A D&I Lead drives strategic change within a hub. They are subject matter experts and the growth of the D&I function is a primary focus within their role.
Use this job description to help you get a larger portion of your allocated to strategically design and implement D&I programming and processes in your hub
Pitching to get buy-in for an initiative
Your pitch for a specific initiative should have enough detail to effectively communicate what you’re hoping to achieve and enough inspiration to the intended audience excited to support your initiative (refer back to your D&I mission statement for added)
Below you’ll find different examples of how Dogpatch Labs sought support for different initiatives from three separate audiences.
TIP! Use your PESTEL review to help give context to any pitch which focuses on an identity group.
Pitching D&I To Executives Decision Makers
It’s important to get establish commitment from your management before you take any steps. The level of commitment you get will determine the scale of your D&I initiative and the top-down support for D&I within your hub.
Each hub has its own process for asking for top-down support. At Dogpatch, we find pitching initiative to be the most compelling, succinct way to get our ideas across. We structure our internal initiative pitches as follows;

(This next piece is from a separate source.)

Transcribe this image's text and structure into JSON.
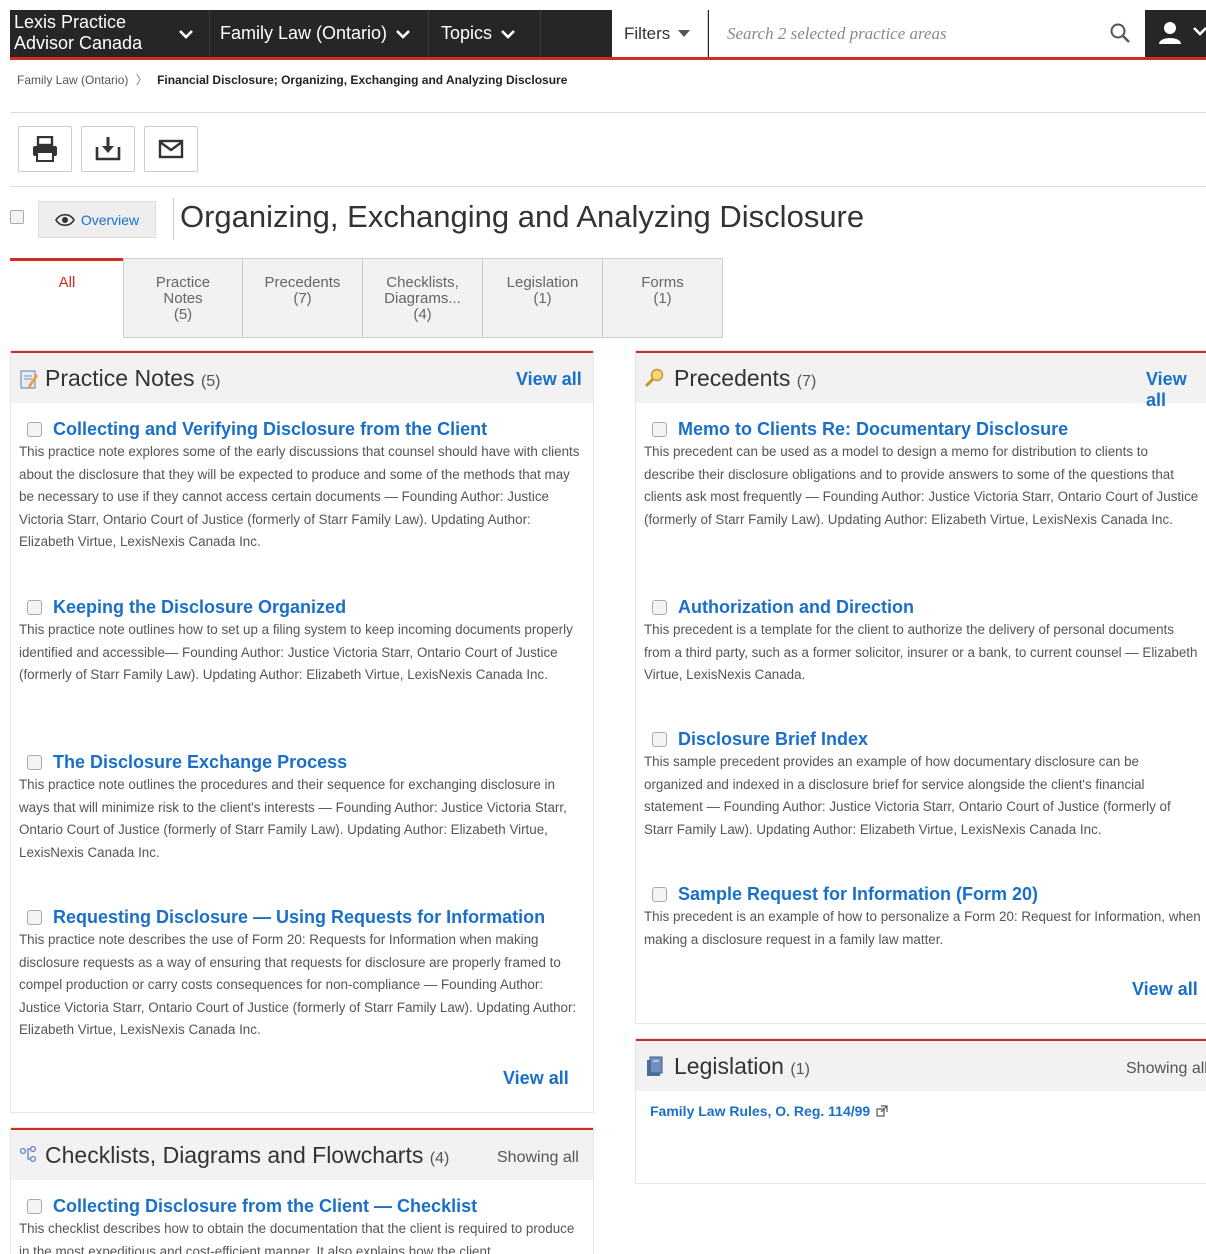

Linked below is an example of pitch we did to get a wheelchair ramp approved for our space using this framework.
Tip! Building on the existing relationship between your hub and its partners/sponsors could also be a key selling point when you’re seeking support.
Pitching D&I To Corporate Partners
Below is a framework for how to structure a succinct pitch to help pitch a potential partner to collaborate or support a D&I initiative you’re hoping to run.
This deck is an example of the deck Dogpatch Labs used to communicate our vision for our very first Diversity in Tech Week to corporate partners.
Tip! Check out the D&I messaging on your partners’ website and see if you can plan an initiative in line with their vision. They may be interested in supporting or sponsoring you or may have knowledge on D&I that they’re willing to share.
Getting Buy-In From To Your Team
Your team make up a vital component in scaling any D&I initiatives and eventually building out a function.
Below is a lunch and learn deck we used in Dogpatch Labs to explain the importance of D&I to our team before DITW. Use this deck as a basis for creating your own, authentic version which reflects your hubs D&I drivers.
As you can see we started with explaining why D&I is important in a broad context, then brought it back to our hub and finished by highlighting what our next steps were.
“Getting a project proposal over the line requires clear communication about what you want to achieve and why it’s important to you, for your team and your hub and your ecosystem. D&I is no different, your pitch should include a strong business case, strategic plan and metrics as well as a compelling narrative.”
Head of Special Projects